TRY IT ▸
Examine each line of the data, and copy the ones containing "charging".

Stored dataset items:
• • • • •
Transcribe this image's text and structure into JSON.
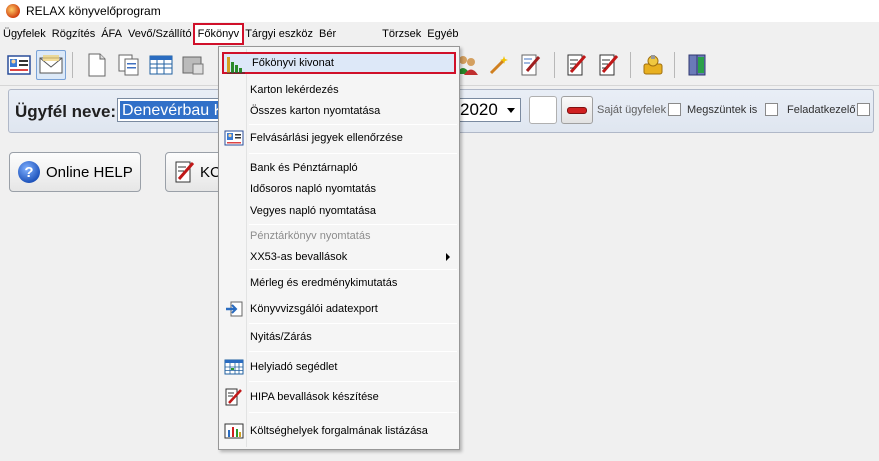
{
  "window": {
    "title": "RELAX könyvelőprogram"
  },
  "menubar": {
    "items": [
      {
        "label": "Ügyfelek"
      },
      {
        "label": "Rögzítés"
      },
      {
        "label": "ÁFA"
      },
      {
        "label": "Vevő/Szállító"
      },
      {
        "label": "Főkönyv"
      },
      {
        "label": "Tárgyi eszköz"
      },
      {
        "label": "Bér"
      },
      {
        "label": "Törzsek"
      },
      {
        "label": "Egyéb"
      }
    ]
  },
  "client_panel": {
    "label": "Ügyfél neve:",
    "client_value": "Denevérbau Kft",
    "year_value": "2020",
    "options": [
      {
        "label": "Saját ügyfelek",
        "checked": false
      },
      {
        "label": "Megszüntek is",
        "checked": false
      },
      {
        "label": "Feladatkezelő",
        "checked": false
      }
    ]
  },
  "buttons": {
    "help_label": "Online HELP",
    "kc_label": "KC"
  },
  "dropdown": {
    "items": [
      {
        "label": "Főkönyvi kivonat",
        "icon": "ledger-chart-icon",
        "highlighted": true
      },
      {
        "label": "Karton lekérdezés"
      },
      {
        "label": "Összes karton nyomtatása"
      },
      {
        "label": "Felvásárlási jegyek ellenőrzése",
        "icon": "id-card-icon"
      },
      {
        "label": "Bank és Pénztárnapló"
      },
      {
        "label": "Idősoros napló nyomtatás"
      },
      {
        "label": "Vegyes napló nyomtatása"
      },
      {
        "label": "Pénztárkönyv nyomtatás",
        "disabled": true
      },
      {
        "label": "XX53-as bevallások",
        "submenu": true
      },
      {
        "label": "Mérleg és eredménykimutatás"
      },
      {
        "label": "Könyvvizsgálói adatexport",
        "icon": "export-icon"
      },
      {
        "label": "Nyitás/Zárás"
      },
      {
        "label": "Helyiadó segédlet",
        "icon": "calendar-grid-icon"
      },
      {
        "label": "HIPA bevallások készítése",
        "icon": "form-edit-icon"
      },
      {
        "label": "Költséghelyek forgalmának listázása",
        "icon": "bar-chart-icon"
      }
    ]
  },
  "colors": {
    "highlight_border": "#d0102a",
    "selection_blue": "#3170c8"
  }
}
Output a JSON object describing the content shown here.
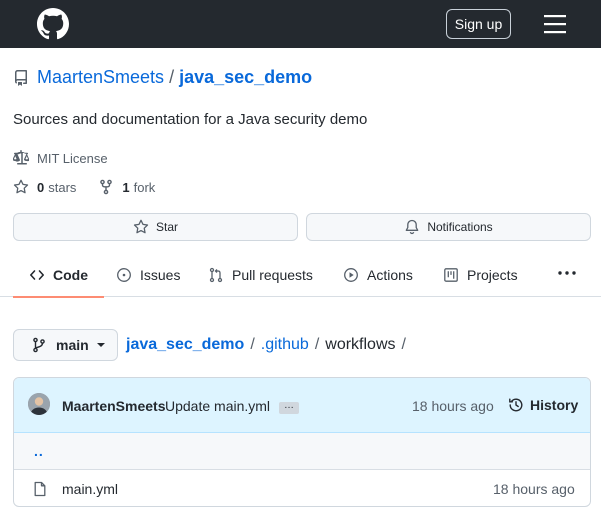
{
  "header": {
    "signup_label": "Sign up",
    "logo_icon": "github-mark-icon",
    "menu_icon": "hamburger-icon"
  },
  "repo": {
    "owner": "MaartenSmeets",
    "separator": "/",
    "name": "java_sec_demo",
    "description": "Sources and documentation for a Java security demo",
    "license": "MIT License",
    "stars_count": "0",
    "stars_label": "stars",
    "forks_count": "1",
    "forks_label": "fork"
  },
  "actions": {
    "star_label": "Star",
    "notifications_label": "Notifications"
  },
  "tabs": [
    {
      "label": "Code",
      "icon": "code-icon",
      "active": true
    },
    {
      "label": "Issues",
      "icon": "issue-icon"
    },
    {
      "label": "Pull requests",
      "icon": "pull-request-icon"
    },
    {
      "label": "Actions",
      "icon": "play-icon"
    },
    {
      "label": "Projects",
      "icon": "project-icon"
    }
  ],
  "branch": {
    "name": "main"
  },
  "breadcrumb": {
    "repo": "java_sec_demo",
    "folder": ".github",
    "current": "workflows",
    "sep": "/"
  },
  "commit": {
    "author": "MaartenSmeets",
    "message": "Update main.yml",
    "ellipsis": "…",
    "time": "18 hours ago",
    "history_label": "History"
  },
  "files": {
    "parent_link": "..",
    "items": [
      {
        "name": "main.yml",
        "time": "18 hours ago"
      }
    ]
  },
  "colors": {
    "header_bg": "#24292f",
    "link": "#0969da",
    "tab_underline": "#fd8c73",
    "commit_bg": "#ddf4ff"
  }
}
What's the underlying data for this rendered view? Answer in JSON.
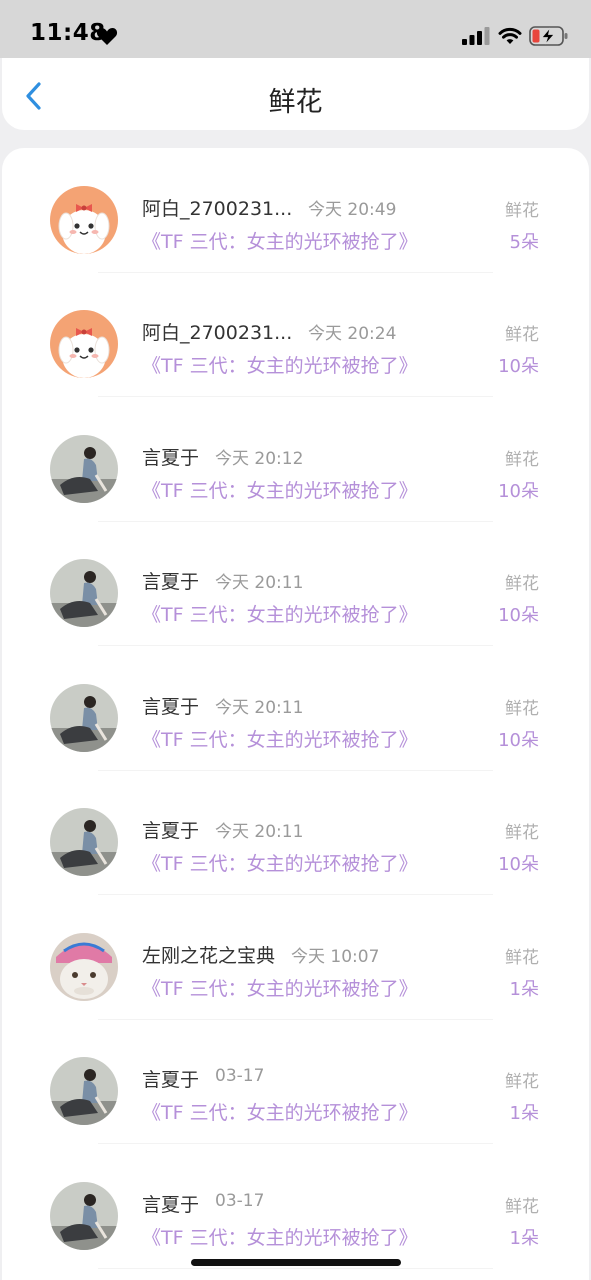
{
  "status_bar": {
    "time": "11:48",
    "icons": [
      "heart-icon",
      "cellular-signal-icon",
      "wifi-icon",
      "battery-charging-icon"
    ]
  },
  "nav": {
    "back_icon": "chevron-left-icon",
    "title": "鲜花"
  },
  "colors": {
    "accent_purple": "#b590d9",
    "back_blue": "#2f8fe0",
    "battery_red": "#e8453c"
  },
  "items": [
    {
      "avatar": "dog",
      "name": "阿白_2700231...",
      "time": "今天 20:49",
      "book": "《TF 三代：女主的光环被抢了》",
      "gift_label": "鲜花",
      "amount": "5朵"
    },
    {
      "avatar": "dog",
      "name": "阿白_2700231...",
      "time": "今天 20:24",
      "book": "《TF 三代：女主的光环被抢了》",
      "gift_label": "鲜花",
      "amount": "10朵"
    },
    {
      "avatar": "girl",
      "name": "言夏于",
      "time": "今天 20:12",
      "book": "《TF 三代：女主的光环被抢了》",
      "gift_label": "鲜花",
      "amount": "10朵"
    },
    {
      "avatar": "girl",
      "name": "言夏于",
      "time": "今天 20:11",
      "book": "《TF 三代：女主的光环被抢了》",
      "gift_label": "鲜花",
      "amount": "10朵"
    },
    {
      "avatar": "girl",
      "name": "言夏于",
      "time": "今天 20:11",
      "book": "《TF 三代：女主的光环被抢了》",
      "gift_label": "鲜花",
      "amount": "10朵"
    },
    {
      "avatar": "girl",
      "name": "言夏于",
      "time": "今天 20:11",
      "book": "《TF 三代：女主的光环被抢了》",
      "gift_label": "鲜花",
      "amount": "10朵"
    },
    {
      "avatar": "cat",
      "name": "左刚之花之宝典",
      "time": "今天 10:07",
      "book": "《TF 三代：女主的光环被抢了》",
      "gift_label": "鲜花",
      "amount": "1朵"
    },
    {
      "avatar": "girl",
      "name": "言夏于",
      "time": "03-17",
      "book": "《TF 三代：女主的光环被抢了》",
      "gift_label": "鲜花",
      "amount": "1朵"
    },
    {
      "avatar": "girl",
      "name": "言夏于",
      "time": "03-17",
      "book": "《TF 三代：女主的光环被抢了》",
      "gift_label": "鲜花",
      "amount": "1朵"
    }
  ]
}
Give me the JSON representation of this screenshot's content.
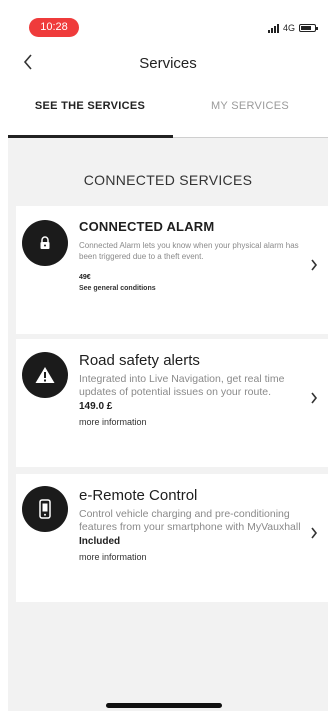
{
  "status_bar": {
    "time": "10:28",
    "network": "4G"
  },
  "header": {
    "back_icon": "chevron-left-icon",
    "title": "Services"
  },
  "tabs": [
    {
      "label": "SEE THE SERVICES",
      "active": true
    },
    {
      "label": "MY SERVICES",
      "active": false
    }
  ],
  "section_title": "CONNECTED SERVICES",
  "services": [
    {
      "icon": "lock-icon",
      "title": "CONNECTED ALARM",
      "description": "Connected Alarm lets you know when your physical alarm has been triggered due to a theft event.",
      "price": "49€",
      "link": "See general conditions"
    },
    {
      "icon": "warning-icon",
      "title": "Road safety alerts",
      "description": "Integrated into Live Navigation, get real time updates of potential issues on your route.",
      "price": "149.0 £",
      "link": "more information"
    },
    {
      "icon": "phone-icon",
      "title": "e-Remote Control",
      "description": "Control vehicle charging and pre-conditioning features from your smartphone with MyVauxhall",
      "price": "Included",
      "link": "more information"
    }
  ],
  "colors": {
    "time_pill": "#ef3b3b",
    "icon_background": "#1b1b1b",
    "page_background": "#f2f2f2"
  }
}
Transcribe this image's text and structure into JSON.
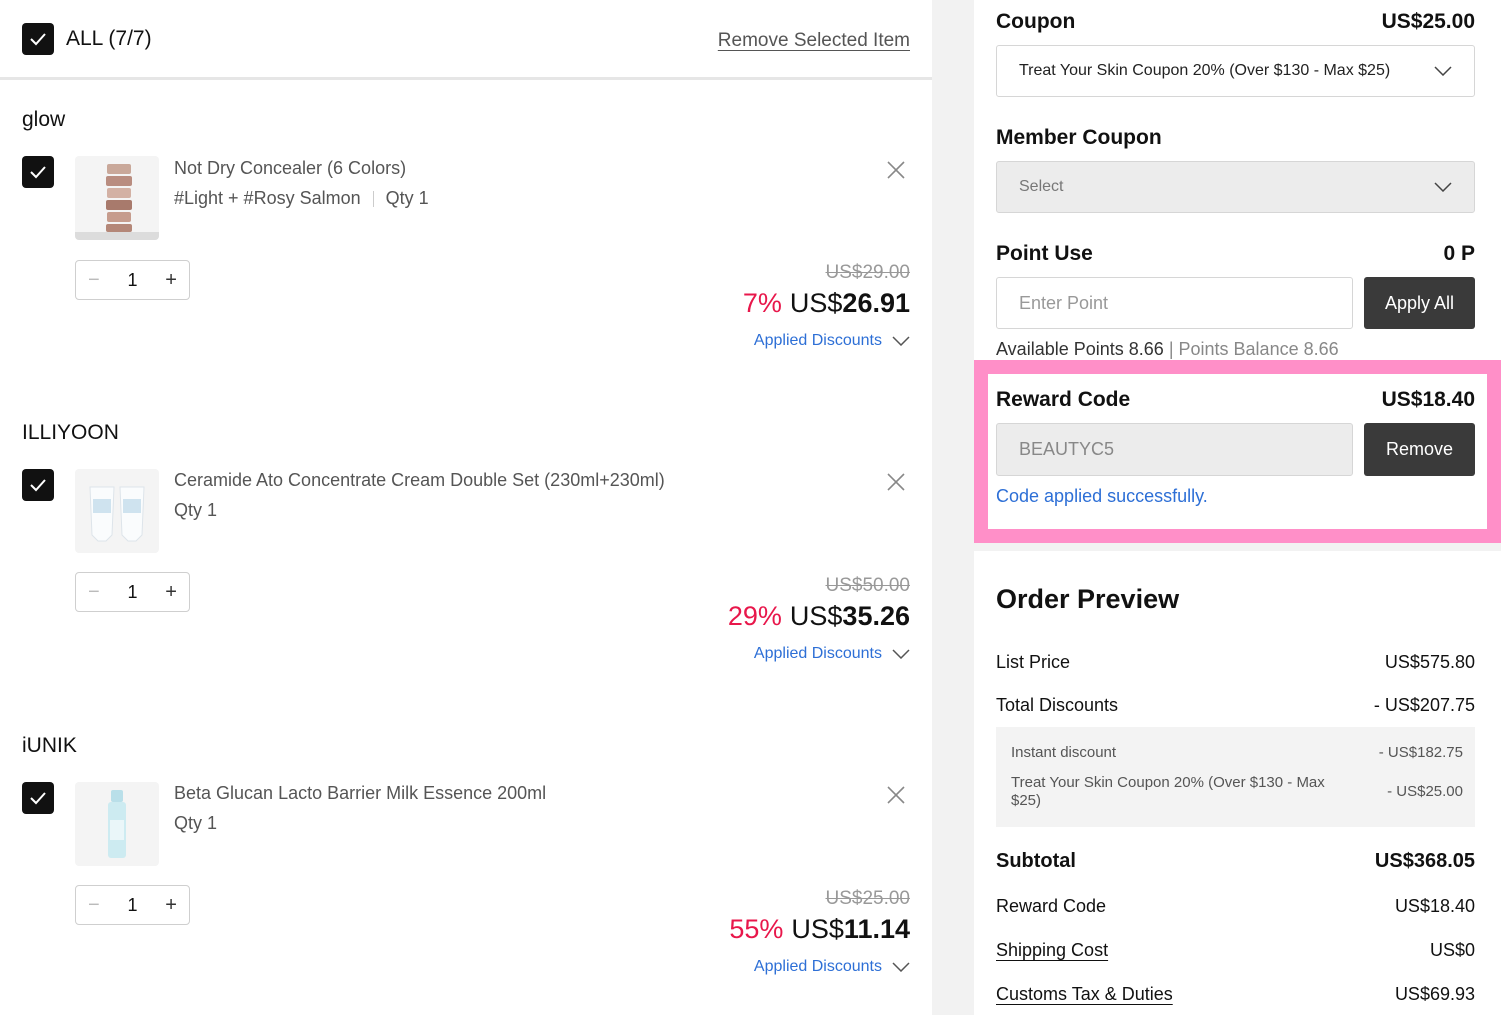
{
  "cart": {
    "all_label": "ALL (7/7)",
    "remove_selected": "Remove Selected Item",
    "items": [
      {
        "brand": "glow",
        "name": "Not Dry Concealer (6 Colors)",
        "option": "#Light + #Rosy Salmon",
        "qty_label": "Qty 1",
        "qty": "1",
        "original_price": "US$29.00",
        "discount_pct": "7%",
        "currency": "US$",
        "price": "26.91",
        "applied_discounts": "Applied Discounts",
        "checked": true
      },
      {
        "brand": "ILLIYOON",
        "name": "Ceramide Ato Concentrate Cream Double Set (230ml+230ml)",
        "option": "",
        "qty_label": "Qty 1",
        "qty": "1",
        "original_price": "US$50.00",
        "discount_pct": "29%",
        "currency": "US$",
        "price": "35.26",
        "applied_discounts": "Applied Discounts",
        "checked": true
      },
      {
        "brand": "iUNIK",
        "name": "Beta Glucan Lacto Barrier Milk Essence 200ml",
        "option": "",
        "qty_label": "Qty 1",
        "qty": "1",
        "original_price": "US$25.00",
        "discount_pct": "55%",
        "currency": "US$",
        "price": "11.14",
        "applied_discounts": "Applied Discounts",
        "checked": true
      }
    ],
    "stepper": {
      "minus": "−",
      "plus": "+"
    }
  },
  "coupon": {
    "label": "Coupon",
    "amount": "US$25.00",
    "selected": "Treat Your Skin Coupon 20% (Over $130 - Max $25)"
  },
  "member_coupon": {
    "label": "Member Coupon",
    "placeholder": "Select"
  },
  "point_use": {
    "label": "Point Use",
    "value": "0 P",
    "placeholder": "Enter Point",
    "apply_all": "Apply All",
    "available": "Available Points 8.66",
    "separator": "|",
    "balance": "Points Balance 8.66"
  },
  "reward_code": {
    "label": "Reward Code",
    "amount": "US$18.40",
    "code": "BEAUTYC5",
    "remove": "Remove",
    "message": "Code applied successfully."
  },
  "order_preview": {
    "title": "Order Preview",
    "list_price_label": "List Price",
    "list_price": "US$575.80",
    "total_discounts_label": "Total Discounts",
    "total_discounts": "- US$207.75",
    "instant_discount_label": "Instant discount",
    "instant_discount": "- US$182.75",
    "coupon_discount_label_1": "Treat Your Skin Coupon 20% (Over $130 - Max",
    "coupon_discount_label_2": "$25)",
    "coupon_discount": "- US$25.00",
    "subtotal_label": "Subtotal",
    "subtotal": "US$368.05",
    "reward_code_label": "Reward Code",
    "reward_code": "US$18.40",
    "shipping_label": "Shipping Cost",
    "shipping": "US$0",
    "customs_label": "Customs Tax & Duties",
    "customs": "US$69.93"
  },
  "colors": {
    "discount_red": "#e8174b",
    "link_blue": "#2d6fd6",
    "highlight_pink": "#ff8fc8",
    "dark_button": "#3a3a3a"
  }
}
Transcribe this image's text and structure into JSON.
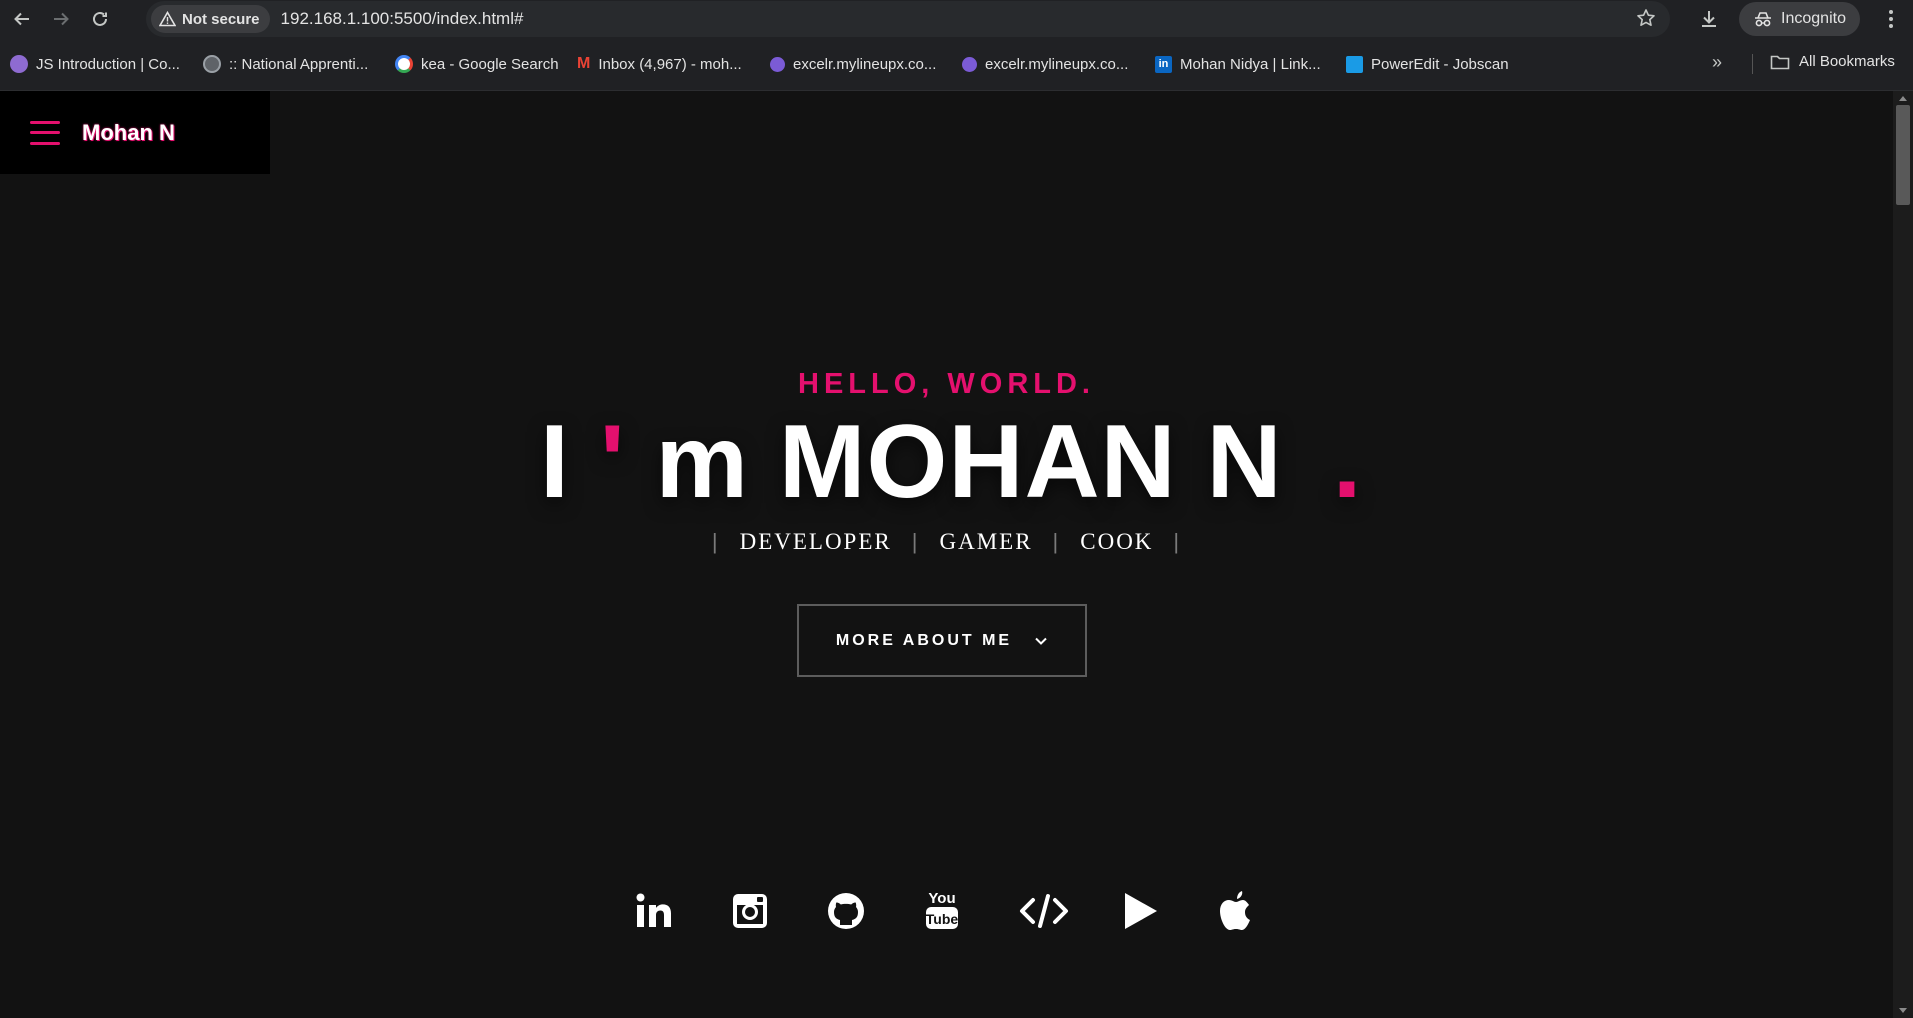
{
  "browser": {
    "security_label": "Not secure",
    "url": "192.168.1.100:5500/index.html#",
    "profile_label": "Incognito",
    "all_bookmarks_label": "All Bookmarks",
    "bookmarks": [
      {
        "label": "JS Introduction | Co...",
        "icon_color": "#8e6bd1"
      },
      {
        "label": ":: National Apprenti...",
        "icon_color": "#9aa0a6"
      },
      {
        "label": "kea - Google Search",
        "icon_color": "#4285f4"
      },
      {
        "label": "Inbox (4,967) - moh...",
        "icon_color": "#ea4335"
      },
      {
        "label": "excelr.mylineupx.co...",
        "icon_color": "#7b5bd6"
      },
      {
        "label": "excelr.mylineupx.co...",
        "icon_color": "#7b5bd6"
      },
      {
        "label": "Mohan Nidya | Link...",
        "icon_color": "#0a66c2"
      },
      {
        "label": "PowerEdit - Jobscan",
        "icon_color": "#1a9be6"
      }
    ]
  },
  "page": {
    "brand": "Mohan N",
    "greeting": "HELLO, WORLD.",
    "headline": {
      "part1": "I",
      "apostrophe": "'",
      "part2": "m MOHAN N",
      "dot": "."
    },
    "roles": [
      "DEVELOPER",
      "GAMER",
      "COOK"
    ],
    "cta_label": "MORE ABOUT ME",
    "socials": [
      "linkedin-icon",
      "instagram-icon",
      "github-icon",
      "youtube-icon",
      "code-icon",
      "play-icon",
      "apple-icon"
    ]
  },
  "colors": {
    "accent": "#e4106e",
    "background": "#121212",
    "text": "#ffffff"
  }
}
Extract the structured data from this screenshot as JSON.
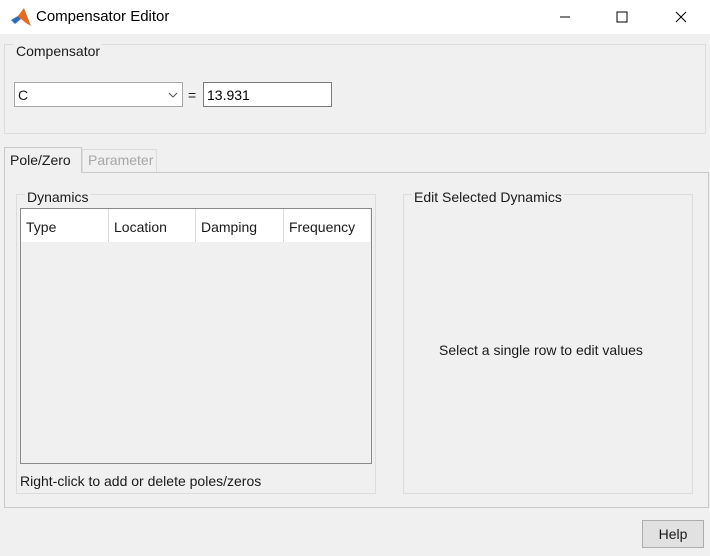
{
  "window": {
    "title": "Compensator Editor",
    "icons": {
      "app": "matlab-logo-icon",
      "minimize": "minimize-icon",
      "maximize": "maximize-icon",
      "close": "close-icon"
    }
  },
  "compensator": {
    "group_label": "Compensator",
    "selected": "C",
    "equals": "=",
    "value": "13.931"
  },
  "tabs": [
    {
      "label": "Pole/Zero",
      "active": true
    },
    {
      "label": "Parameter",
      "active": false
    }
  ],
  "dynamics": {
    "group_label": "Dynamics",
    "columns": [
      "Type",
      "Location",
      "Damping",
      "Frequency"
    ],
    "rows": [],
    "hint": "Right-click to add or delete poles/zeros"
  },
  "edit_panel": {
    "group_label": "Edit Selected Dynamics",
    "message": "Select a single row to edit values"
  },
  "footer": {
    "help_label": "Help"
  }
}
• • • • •
SOLVED EXERCISE ▸
      "battery-charging-icon"
      "description": "Control vehicle charging and pre-conditioning features from your smartphone with MyVauxhall",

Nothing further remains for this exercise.